@DevOpsSummit at Cloud Expo, taking place November 12-13 in New York City, NY, is co-located with 22nd international CloudEXPO | first international DXWorldEXPO and will feature technical sessions from a rock star conference faculty and the leading industry players in the world. The widespread success of cloud computing is driving the DevOps revolution in enterprise IT. Now as never before, development teams must communicate and collaborate in a dynamic, 24/7/365 environment.
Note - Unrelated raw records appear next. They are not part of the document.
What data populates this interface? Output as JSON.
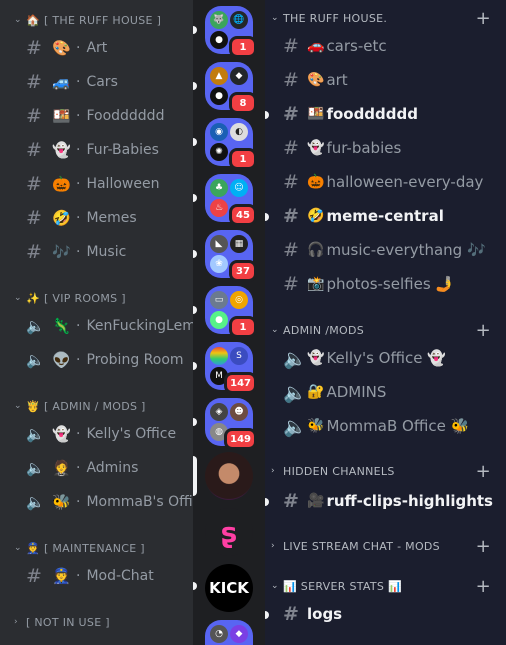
{
  "left": {
    "categories": [
      {
        "emoji": "🏠",
        "label": "[ THE RUFF HOUSE ]"
      },
      {
        "emoji": "✨",
        "label": "[ VIP ROOMS ]"
      },
      {
        "emoji": "🤴",
        "label": "[ ADMIN / MODS ]"
      },
      {
        "emoji": "👮",
        "label": "[ MAINTENANCE ]"
      },
      {
        "emoji": "",
        "label": "[ NOT IN USE ]"
      }
    ],
    "channels": [
      {
        "type": "text",
        "emoji": "🎨",
        "label": "Art"
      },
      {
        "type": "text",
        "emoji": "🚙",
        "label": "Cars"
      },
      {
        "type": "text",
        "emoji": "🍱",
        "label": "Foodddddd"
      },
      {
        "type": "text",
        "emoji": "👻",
        "label": "Fur-Babies"
      },
      {
        "type": "text",
        "emoji": "🎃",
        "label": "Halloween"
      },
      {
        "type": "text",
        "emoji": "🤣",
        "label": "Memes"
      },
      {
        "type": "text",
        "emoji": "🎶",
        "label": "Music"
      },
      {
        "type": "voice",
        "emoji": "🦎",
        "label": "KenFuckingLem"
      },
      {
        "type": "voice",
        "emoji": "👽",
        "label": "Probing Room"
      },
      {
        "type": "voice",
        "emoji": "👻",
        "label": "Kelly's Office"
      },
      {
        "type": "voice",
        "emoji": "🤵",
        "label": "Admins"
      },
      {
        "type": "voice",
        "emoji": "🐝",
        "label": "MommaB's Offi"
      },
      {
        "type": "text",
        "emoji": "👮",
        "label": "Mod-Chat"
      }
    ]
  },
  "rail": {
    "badges": [
      "1",
      "8",
      "1",
      "45",
      "37",
      "1",
      "147",
      "149"
    ],
    "kick_label": "KICK"
  },
  "right": {
    "categories": [
      {
        "label": "THE RUFF HOUSE."
      },
      {
        "label": "ADMIN /MODS"
      },
      {
        "label": "HIDDEN CHANNELS"
      },
      {
        "label": "LIVE STREAM CHAT - MODS"
      },
      {
        "label": "📊 SERVER STATS 📊"
      }
    ],
    "channels": [
      {
        "emoji": "🚗",
        "label": "cars-etc"
      },
      {
        "emoji": "🎨",
        "label": "art"
      },
      {
        "emoji": "🍱",
        "label": "foodddddd"
      },
      {
        "emoji": "👻",
        "label": "fur-babies"
      },
      {
        "emoji": "🎃",
        "label": "halloween-every-day"
      },
      {
        "emoji": "🤣",
        "label": "meme-central"
      },
      {
        "emoji": "🎧",
        "label": "music-everythang 🎶"
      },
      {
        "emoji": "📸",
        "label": "photos-selfies 🤳"
      },
      {
        "emoji": "👻",
        "label": "Kelly's Office 👻"
      },
      {
        "emoji": "🔐",
        "label": "ADMINS"
      },
      {
        "emoji": "🐝",
        "label": "MommaB Office 🐝"
      },
      {
        "emoji": "🎥",
        "label": "ruff-clips-highlights"
      },
      {
        "emoji": "",
        "label": "logs"
      }
    ]
  },
  "colors": {
    "accent": "#5865f2",
    "badge": "#f23f43",
    "muted": "#949ba4",
    "bright": "#f2f3f5"
  }
}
There is no time t...
CloudEXPO New York 2018, colocated with DXWorldEXPO New York 2018 will be held November 11-13, 2018, in New York City and will bring together Cloud Computing, FinTech and Blockchain, Digital Transformation, Big Data, Internet of Things, DevOps, AI, Machine Learning and WebRTC to one location.
DXWorldEXPO | CloudEXPO are the world's most influential, independent events where Cloud Computing was coined and where technology buyers and vendors meet to experience and discuss the big picture of Digital Transformation and all of the strategies, tactics, and tools they need to realize their goals. Sponsors of DXWorldEXPO | CloudEXPO benefit from unmatched branding, profile building and lead generation opportunities.
The deluge of IoT sensor data collected from connected devices and the powerful AI required to make that data actionable are giving rise to a hybrid ecosystem in which cloud, on-prem and edge processes become interweaved. Attendees will learn how emerging composable infrastructure solutions deliver the adaptive architecture needed to manage this new data reality. Machine learning algorithms can better anticipate data storms and automate resources to support surges, including fully scalable GPU-c...
Disruption, Innovation, Artificial Intelligence and Machine Learning, Leadership and Management hear these words all day every day... lofty goals but how do we make it real? Add to that, that simply put, people don't like change. But what if we could implement and utilize these enterprise tools in a fast and "Non-Disruptive" way, enabling us to glean insights about our business, identify and reduce exposure, risk and liability, and secure business continuity?